Segment Start: SOURCE MATERIAL
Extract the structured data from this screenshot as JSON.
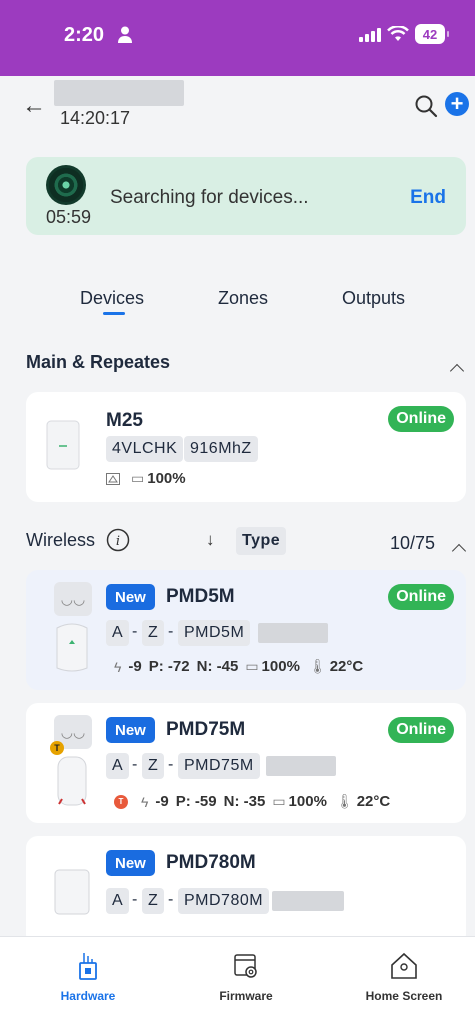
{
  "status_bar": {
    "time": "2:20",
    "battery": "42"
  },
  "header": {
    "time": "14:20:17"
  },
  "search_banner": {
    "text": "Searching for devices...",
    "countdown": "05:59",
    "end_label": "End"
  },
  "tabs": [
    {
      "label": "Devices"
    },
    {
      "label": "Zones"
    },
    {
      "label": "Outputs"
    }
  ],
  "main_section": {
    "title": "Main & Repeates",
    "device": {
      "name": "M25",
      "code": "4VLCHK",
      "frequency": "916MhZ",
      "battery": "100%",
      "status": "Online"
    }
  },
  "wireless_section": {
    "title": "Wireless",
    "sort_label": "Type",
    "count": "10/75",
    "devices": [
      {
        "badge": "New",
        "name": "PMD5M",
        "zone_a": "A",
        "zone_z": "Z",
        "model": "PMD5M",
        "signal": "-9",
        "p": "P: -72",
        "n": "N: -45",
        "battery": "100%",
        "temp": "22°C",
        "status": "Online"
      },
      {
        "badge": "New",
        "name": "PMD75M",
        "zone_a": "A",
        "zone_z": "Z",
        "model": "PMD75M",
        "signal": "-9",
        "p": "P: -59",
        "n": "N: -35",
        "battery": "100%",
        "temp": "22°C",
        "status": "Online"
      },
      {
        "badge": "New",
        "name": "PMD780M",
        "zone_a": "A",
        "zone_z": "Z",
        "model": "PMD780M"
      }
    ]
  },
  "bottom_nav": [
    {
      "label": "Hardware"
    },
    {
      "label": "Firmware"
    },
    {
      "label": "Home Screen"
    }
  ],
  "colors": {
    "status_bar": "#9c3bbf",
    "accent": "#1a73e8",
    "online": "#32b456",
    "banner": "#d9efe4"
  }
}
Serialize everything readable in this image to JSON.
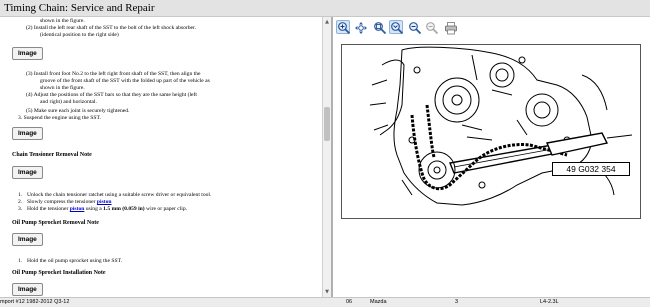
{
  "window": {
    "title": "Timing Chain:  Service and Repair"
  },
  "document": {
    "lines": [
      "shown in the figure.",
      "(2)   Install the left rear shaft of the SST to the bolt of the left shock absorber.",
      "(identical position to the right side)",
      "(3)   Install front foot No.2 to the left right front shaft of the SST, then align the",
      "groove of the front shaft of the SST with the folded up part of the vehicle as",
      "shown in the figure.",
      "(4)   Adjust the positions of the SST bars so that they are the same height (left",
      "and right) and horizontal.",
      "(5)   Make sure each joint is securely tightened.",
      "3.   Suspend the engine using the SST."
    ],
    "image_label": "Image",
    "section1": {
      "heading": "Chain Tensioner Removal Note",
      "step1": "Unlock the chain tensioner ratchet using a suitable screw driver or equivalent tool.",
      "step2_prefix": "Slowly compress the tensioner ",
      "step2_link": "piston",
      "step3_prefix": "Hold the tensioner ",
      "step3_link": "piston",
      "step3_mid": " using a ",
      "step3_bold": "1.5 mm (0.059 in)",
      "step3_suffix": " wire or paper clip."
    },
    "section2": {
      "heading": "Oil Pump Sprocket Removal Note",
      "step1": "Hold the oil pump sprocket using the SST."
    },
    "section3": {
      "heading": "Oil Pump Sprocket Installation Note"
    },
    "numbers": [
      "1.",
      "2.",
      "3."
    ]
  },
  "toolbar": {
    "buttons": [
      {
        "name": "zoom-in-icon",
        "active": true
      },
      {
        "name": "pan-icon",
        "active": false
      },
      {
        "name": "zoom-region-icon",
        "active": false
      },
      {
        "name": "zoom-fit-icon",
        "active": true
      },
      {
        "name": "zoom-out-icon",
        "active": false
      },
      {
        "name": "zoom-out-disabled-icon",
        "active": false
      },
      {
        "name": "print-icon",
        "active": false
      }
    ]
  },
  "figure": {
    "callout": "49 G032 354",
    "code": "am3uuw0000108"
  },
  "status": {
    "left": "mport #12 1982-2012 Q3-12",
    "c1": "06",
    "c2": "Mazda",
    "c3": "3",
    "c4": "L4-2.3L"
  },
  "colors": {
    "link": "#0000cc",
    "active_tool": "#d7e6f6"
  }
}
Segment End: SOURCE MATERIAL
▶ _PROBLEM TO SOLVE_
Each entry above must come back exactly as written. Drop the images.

▶ _TASK SOLUTION_
Extract the structured data from this screenshot as JSON.
{
  "status_bar": {
    "time": "2:20",
    "battery": "42"
  },
  "header": {
    "time": "14:20:17"
  },
  "search_banner": {
    "text": "Searching for devices...",
    "countdown": "05:59",
    "end_label": "End"
  },
  "tabs": [
    {
      "label": "Devices"
    },
    {
      "label": "Zones"
    },
    {
      "label": "Outputs"
    }
  ],
  "main_section": {
    "title": "Main & Repeates",
    "device": {
      "name": "M25",
      "code": "4VLCHK",
      "frequency": "916MhZ",
      "battery": "100%",
      "status": "Online"
    }
  },
  "wireless_section": {
    "title": "Wireless",
    "sort_label": "Type",
    "count": "10/75",
    "devices": [
      {
        "badge": "New",
        "name": "PMD5M",
        "zone_a": "A",
        "zone_z": "Z",
        "model": "PMD5M",
        "signal": "-9",
        "p": "P: -72",
        "n": "N: -45",
        "battery": "100%",
        "temp": "22°C",
        "status": "Online"
      },
      {
        "badge": "New",
        "name": "PMD75M",
        "zone_a": "A",
        "zone_z": "Z",
        "model": "PMD75M",
        "signal": "-9",
        "p": "P: -59",
        "n": "N: -35",
        "battery": "100%",
        "temp": "22°C",
        "status": "Online"
      },
      {
        "badge": "New",
        "name": "PMD780M",
        "zone_a": "A",
        "zone_z": "Z",
        "model": "PMD780M"
      }
    ]
  },
  "bottom_nav": [
    {
      "label": "Hardware"
    },
    {
      "label": "Firmware"
    },
    {
      "label": "Home Screen"
    }
  ],
  "colors": {
    "status_bar": "#9c3bbf",
    "accent": "#1a73e8",
    "online": "#32b456",
    "banner": "#d9efe4"
  }
}
Serialize everything readable in this image to JSON.
{
  "window": {
    "title": "Timing Chain:  Service and Repair"
  },
  "document": {
    "lines": [
      "shown in the figure.",
      "(2)   Install the left rear shaft of the SST to the bolt of the left shock absorber.",
      "(identical position to the right side)",
      "(3)   Install front foot No.2 to the left right front shaft of the SST, then align the",
      "groove of the front shaft of the SST with the folded up part of the vehicle as",
      "shown in the figure.",
      "(4)   Adjust the positions of the SST bars so that they are the same height (left",
      "and right) and horizontal.",
      "(5)   Make sure each joint is securely tightened.",
      "3.   Suspend the engine using the SST."
    ],
    "image_label": "Image",
    "section1": {
      "heading": "Chain Tensioner Removal Note",
      "step1": "Unlock the chain tensioner ratchet using a suitable screw driver or equivalent tool.",
      "step2_prefix": "Slowly compress the tensioner ",
      "step2_link": "piston",
      "step3_prefix": "Hold the tensioner ",
      "step3_link": "piston",
      "step3_mid": " using a ",
      "step3_bold": "1.5 mm (0.059 in)",
      "step3_suffix": " wire or paper clip."
    },
    "section2": {
      "heading": "Oil Pump Sprocket Removal Note",
      "step1": "Hold the oil pump sprocket using the SST."
    },
    "section3": {
      "heading": "Oil Pump Sprocket Installation Note"
    },
    "numbers": [
      "1.",
      "2.",
      "3."
    ]
  },
  "toolbar": {
    "buttons": [
      {
        "name": "zoom-in-icon",
        "active": true
      },
      {
        "name": "pan-icon",
        "active": false
      },
      {
        "name": "zoom-region-icon",
        "active": false
      },
      {
        "name": "zoom-fit-icon",
        "active": true
      },
      {
        "name": "zoom-out-icon",
        "active": false
      },
      {
        "name": "zoom-out-disabled-icon",
        "active": false
      },
      {
        "name": "print-icon",
        "active": false
      }
    ]
  },
  "figure": {
    "callout": "49 G032 354",
    "code": "am3uuw0000108"
  },
  "status": {
    "left": "mport #12 1982-2012 Q3-12",
    "c1": "06",
    "c2": "Mazda",
    "c3": "3",
    "c4": "L4-2.3L"
  },
  "colors": {
    "link": "#0000cc",
    "active_tool": "#d7e6f6"
  }
}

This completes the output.